The Coffee Farm, part 1
I recently was recounting my introduction to Hawaiian coffee and I felt compelled to share it. I was truly excited when I got invited on an exclusive tour of White Mountain Coffee Company’s farm. Why was I so excited? Since I first began to have big dreams I said, “In my life I will own a coffee plantation and a vineyard.” Today, I become 1 step closer to my dream of owning a coffee plantation.
Let’s start this story with a little background. When we first moved to Waimea on the Big Island, we found ourselves one Saturday at the Parker School Farmers Market. As we walked into the market a man in the first tent on the right said “Would you like some free coffee?” Now I’m not cheap, but he had just used 2 of my favorite words in the same sentence: coffee and free.
We tried the Javaloha label coffee by White Mountain Coffee Co. We tried the medium and the dark roast. The medium I was impressed with. The dark roast blew me away. I have had some great coffees over the years: Kenyan, Jamaican, Kona, and the list goes on. I even had a friend in Guatemala who took over his dads farm, converted it to coffee, grew everything all natural and off the grid (solar powered, catchment water, hand processed). That had been the best cup of coffee I had ever had. Anytime he was in town I would purchase a couple pounds. Over the ensuing months I would enjoy a French press every few days of something which truly tantalized my taste palette. Hmmmmmmm.

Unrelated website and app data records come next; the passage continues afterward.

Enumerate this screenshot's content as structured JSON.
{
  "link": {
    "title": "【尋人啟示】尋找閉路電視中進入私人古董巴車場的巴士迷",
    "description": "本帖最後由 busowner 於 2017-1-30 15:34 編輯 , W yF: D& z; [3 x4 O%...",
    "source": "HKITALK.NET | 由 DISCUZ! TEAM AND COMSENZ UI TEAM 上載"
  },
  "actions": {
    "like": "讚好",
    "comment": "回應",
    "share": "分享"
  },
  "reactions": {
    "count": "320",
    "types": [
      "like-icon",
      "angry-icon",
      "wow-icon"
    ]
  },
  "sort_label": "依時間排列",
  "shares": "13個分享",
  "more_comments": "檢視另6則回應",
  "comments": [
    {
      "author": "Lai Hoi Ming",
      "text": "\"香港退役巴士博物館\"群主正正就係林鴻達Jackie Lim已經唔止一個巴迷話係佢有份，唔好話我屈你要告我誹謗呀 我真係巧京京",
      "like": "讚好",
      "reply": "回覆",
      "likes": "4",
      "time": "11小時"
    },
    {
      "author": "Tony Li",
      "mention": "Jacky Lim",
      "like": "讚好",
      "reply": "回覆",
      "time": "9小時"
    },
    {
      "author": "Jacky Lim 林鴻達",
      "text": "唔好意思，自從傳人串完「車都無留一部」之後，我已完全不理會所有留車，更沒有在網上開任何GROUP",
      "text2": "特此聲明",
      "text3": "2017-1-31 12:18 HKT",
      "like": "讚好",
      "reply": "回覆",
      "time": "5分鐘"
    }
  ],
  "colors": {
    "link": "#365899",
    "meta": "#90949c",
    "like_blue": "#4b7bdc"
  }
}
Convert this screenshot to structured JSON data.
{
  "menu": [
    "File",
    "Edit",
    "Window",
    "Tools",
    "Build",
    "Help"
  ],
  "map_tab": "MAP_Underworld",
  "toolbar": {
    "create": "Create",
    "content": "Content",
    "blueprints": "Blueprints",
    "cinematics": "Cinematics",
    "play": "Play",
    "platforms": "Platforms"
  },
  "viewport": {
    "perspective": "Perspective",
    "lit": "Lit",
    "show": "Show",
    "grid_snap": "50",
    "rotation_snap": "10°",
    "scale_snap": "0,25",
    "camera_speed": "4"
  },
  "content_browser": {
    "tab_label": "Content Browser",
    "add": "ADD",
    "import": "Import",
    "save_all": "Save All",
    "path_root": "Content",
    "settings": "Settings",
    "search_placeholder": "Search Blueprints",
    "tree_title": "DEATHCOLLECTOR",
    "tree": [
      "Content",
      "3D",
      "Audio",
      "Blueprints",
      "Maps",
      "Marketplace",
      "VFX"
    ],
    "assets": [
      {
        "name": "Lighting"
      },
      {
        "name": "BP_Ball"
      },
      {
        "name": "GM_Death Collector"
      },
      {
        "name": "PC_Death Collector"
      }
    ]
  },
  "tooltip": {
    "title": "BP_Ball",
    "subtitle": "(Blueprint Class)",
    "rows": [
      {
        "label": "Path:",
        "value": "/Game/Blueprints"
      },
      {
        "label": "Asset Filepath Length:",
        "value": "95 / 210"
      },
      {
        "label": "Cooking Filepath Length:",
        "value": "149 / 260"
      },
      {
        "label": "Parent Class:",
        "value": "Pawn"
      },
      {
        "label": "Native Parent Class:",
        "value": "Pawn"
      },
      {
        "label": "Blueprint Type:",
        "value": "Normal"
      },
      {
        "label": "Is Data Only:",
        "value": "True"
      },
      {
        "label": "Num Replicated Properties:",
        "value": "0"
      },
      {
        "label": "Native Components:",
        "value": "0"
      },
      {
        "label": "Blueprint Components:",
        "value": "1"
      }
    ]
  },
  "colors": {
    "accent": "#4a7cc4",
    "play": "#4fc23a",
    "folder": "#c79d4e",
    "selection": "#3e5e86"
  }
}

I enjoyed the coffee so much that I eventually had to ween myself off, because my body was becoming too acidic. So when I tell you I enjoy coffee I have to impress upon you, I truly enjoy good coffee. Never will you see me jonesing for coffee. It has little to do with the caffeine. I’m all about the dark robust flavor. It’s the same reason I enjoy a robust dark beer like Moysons Irish Red Ale or ice cream with extra chocolate sauce. I enjoy the light Kenyan brewed coffees on occasion. But my leaning is towards a darker roast and bolder flavor with a touch of organic raw sugar. I like my coffee like I like my wife, hot, sweet, and dark. My little Persian Princess.
When I met this Javaloha label coffee I was impressed. When I heard the story about how the coffee is grown and processed, off the grid and by hand, my impression deepened. Then John told me how the coffee cherries, the name for the coffee bean in its husk, are hand picked by a Micronesian church and they take their proceeds and share them with the less fortunate throughout the South Pacific. Then my cynicism met my hope that there is still a place in the world and people in this world who understand how to “do it right.” It sounded like a Starbucks commercial. I was waiting for the salesman to come out and try to sell me 100 pounds of coffee at $75/pound…. But, it didn’t happen. I asked John what I owed him for the coffee. He simply said it was aloha, a gift of love, no cost. “WHAT?!?!?” Could this be real? Am I still alive? Pinch me. You are actually giving away cups of the best coffee I have ever had? Well obviously you are limiting them to 1 cup, right? No, do you want some more? This was how I became introduced to Javaloha label coffee by White Mountain Coffee Co.
More of this story to come…